You've probably seen the commercials: Actors tell older adults that they can use a reverse mortgage to access the equity in their homes and live a more financially carefree lifestyle. They say the reverse mortgage will eliminate seniors' monthly mortgage payments, freeing up that money for other expenses.
Sounds simple, right?
Reverse mortgages are loans available to homeowners age 62 and older that allow them to borrow money based on the value of their homes. Unlike other kinds of loans, borrowers don't have to pay back the debt immediately, instead deferring payment until they move out of the home or pass away -- in which case the payment will be taken from their estate or sale of the home.
While the government doesn't provide the loans, the Federal Housing Authority (FHA) oversees the Home Equity Conversion Mortgage (HECM) program.

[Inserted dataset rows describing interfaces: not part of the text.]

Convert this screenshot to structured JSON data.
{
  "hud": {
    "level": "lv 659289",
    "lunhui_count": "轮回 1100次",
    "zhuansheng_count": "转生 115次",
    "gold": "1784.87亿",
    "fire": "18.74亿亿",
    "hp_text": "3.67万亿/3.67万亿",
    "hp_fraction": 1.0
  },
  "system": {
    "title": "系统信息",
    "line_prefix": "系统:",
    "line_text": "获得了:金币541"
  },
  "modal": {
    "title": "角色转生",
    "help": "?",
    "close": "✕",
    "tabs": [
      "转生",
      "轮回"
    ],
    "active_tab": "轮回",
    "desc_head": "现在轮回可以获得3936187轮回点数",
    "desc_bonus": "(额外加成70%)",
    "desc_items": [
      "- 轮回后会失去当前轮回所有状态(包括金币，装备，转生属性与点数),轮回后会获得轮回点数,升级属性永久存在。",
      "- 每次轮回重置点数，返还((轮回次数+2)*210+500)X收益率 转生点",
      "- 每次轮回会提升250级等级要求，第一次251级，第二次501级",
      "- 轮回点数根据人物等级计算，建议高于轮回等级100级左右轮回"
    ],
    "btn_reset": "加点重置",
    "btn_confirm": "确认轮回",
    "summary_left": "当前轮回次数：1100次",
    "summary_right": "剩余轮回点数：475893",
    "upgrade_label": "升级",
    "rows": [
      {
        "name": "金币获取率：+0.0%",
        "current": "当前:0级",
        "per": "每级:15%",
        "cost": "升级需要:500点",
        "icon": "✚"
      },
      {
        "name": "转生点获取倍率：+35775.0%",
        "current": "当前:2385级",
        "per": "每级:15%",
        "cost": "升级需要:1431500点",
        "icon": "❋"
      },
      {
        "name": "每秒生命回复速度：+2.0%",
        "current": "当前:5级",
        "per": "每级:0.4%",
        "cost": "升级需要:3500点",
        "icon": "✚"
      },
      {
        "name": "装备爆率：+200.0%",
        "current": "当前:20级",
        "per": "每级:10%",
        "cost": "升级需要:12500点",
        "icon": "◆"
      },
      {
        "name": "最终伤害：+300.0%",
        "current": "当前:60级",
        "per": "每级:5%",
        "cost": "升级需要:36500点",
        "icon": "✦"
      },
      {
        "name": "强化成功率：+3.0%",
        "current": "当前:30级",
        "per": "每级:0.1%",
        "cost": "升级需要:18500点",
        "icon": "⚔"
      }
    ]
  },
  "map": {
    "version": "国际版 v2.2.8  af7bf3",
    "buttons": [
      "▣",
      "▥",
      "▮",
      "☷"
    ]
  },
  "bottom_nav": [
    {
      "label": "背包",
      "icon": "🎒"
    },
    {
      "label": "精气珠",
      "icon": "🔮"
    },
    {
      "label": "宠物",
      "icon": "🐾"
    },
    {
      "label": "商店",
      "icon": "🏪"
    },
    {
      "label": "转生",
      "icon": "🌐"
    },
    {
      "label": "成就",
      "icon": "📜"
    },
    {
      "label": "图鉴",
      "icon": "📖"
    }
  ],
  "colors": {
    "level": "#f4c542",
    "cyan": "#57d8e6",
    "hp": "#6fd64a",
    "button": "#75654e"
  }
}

The FHA insures reverse mortgages so that lenders can recoup their entire investment, even if the home's sale value is less than the balance of the loan.
A 2015 study by the Consumer Financial Protection Bureau found that consumers who saw TV ads for reverse mortgages had a number of misconceptions about what the loans are and how they work, and news stories about people who got in over their heads and lost their homes are all too common.
However, reverse mortgages can be a helpful tool when used in a well thought out financial plan for seniors, said Sandy Jolley, a reverse mortgage suitability and abuse consultant from Oxnard Shores, California.
"It should be part -- but not all -- of your financial strategy," Jolley said. "I tell people to look at four things: Your financial strategy, your health requirements, your financial security through retirement and your estate wishes. If people look at the consequences of a reverse mortgage on those things and those consequences are acceptable, then a reverse mortgage might be right for them."
Could a reverse mortgage be a way for you to improve your financial situation in retirement? Click ahead to learn how these loans work.